  74. Bypassing the current discussion in the comments to directly address the issue at hand in the article, I would suggest the reason the Church leadership felt necessary to send the letter to be read in congregations was that there are many members, regardless of the actual status of same-sex marriage legality in their region, who were concerned that the SCOTUS decision would mean that LDS meetinghouses and/or temples would somehow be required to perform same-sex marriages. This does not in any way reflect reality, of course, but I can tell you that several wards I have lived in were very concerned about this issue, misled by urban legends and such. Case in point: that one non-denominational wedding venue in Idaho facing legal consequences for failure to perform same-sex unions became morphed through various retellings until it showed up on my Facebook feed as none other than the Roman Catholic Church itself being forced to recognize the validity of same-sex unions in Idaho. Even though gay marriage was already legal in the Utah/Idaho/Arizona/Nevada area, many members I know from the area were not too aware of what was going on and/or were concerned on the basis of misinformation they had been given. I understood the letter and its reading as an attempt to reassure. It certainly had that effect on the Colorado congregation I happened to be visiting that weekend.

  75. Jon, good comment, thanks. If that’s the case, I wish the letter would go a step further and say, “PS: If you actually held this completely false and delusional fear (that churches would be forced to perform gay marriages etc), please reevaluate your media diet and circle of friends to determine how and why you came to believe that. Be brave and complete in removing from your life any source that influenced your utterly mistaken belief that this might happen.”

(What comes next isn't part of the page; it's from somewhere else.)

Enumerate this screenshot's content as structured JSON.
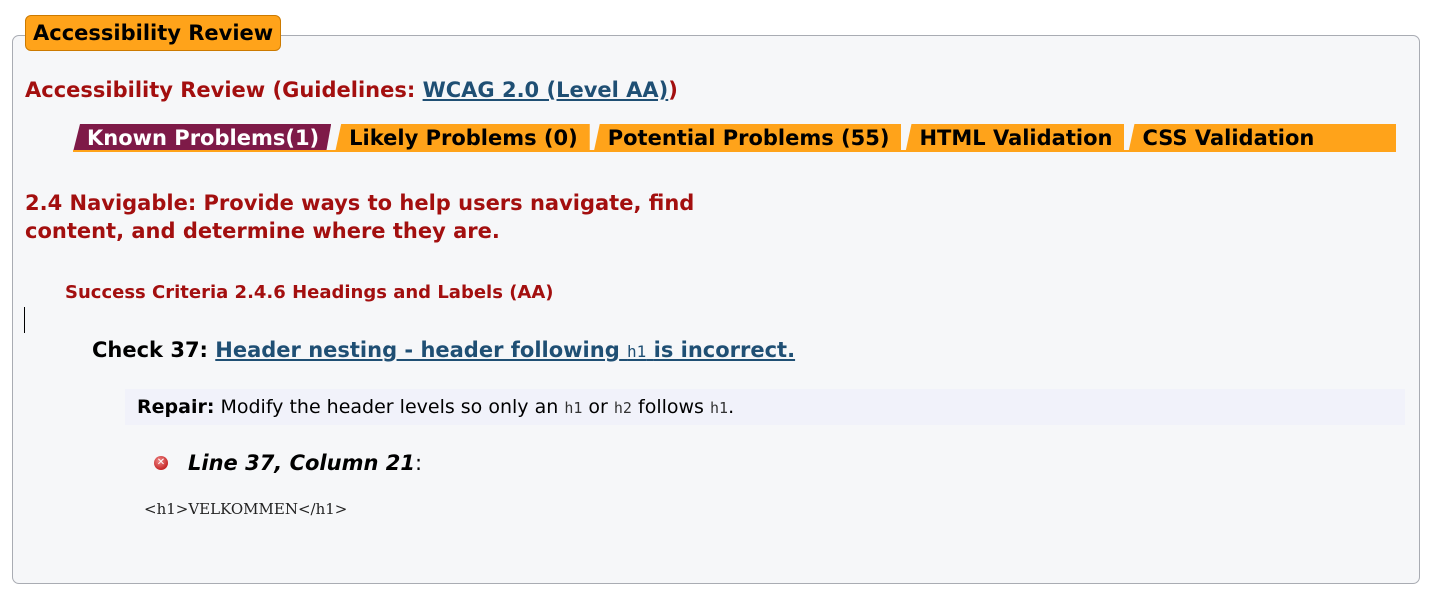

  76. Perhaps the most discouraging aspect of the court decision is the extent to which the majority feels compelled to sully those on the other side of the debate. It is one thing for the majority to conclude that the Constitution protects a right to same-sex marriage; it is something else to portray everyone who does not share the majority’s “better informed understanding” as bigoted.

  77. Someone said at the top, “It’s true that the political argument over same-sex marriage is practically over now, after Obergefell”–Yeah, just like Roe ended the political argument over abortion.

    Anyhow, I think that’s probably the end of this discussion here. Thanks everybody for your contributions. Cheers.